RECORD SET:
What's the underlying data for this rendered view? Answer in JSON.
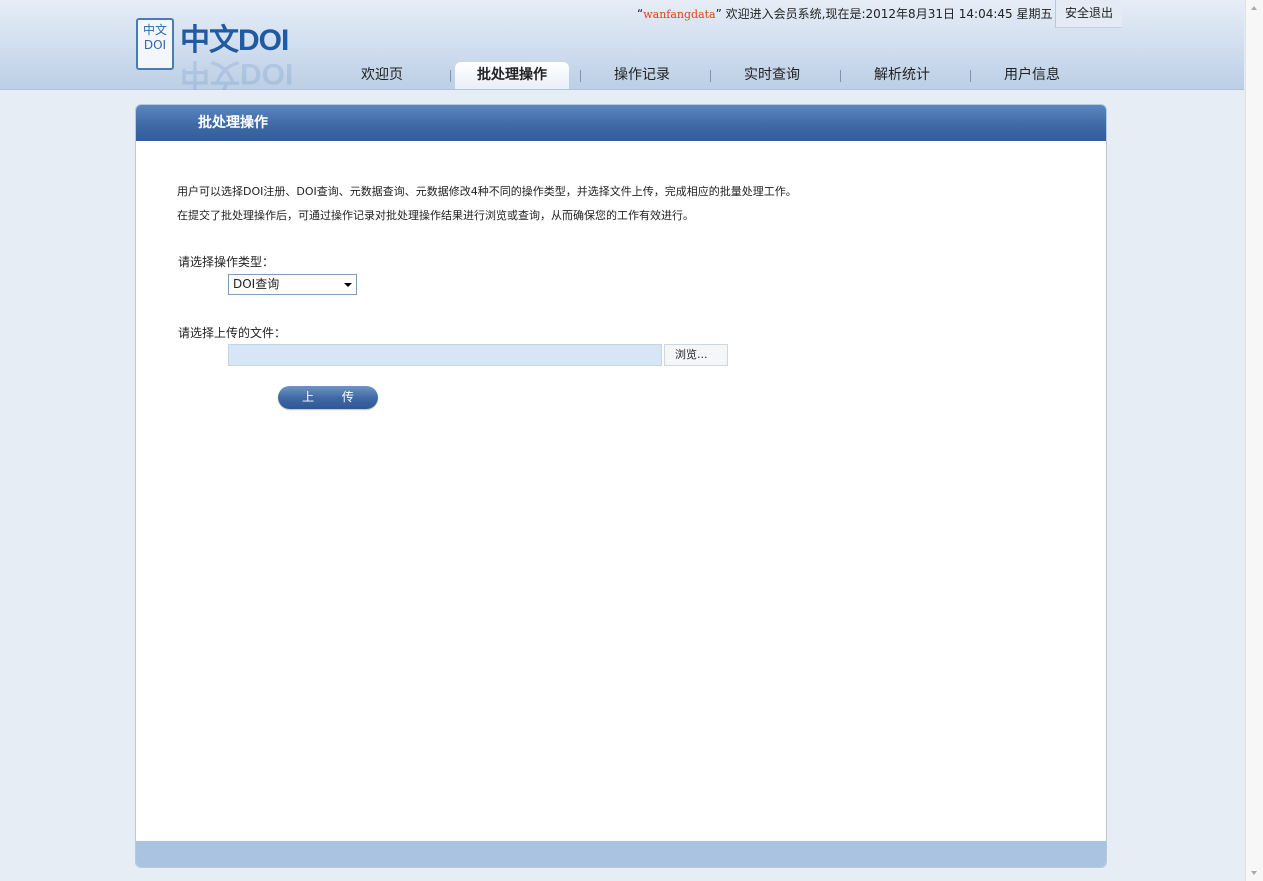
{
  "header": {
    "logo_seal": "中文 DOI",
    "logo_text": "中文DOI",
    "welcome_open_quote": "“",
    "welcome_user": "wanfangdata",
    "welcome_rest": "” 欢迎进入会员系统,现在是:2012年8月31日 14:04:45 星期五",
    "logout_label": "安全退出"
  },
  "nav": {
    "tabs": [
      {
        "label": "欢迎页",
        "active": false
      },
      {
        "label": "批处理操作",
        "active": true
      },
      {
        "label": "操作记录",
        "active": false
      },
      {
        "label": "实时查询",
        "active": false
      },
      {
        "label": "解析统计",
        "active": false
      },
      {
        "label": "用户信息",
        "active": false
      }
    ]
  },
  "panel": {
    "title": "批处理操作",
    "desc_line1": "用户可以选择DOI注册、DOI查询、元数据查询、元数据修改4种不同的操作类型，并选择文件上传，完成相应的批量处理工作。",
    "desc_line2": "在提交了批处理操作后，可通过操作记录对批处理操作结果进行浏览或查询，从而确保您的工作有效进行。",
    "op_type_label": "请选择操作类型：",
    "op_type_value": "DOI查询",
    "file_label": "请选择上传的文件：",
    "file_value": "",
    "browse_label": "浏览...",
    "upload_label": "上 传"
  },
  "colors": {
    "panel_header": "#3f6aa5",
    "footer_bar": "#a9c3e0",
    "username": "#e0401a",
    "file_field_bg": "#d7e6f7"
  }
}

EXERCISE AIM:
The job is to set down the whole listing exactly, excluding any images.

RESPONSE BOX:
What's the underlying data for this rendered view? Answer in JSON.
{
  "header": {
    "logo_seal": "中文 DOI",
    "logo_text": "中文DOI",
    "welcome_open_quote": "“",
    "welcome_user": "wanfangdata",
    "welcome_rest": "” 欢迎进入会员系统,现在是:2012年8月31日 14:04:45 星期五",
    "logout_label": "安全退出"
  },
  "nav": {
    "tabs": [
      {
        "label": "欢迎页",
        "active": false
      },
      {
        "label": "批处理操作",
        "active": true
      },
      {
        "label": "操作记录",
        "active": false
      },
      {
        "label": "实时查询",
        "active": false
      },
      {
        "label": "解析统计",
        "active": false
      },
      {
        "label": "用户信息",
        "active": false
      }
    ]
  },
  "panel": {
    "title": "批处理操作",
    "desc_line1": "用户可以选择DOI注册、DOI查询、元数据查询、元数据修改4种不同的操作类型，并选择文件上传，完成相应的批量处理工作。",
    "desc_line2": "在提交了批处理操作后，可通过操作记录对批处理操作结果进行浏览或查询，从而确保您的工作有效进行。",
    "op_type_label": "请选择操作类型：",
    "op_type_value": "DOI查询",
    "file_label": "请选择上传的文件：",
    "file_value": "",
    "browse_label": "浏览...",
    "upload_label": "上 传"
  },
  "colors": {
    "panel_header": "#3f6aa5",
    "footer_bar": "#a9c3e0",
    "username": "#e0401a",
    "file_field_bg": "#d7e6f7"
  }
}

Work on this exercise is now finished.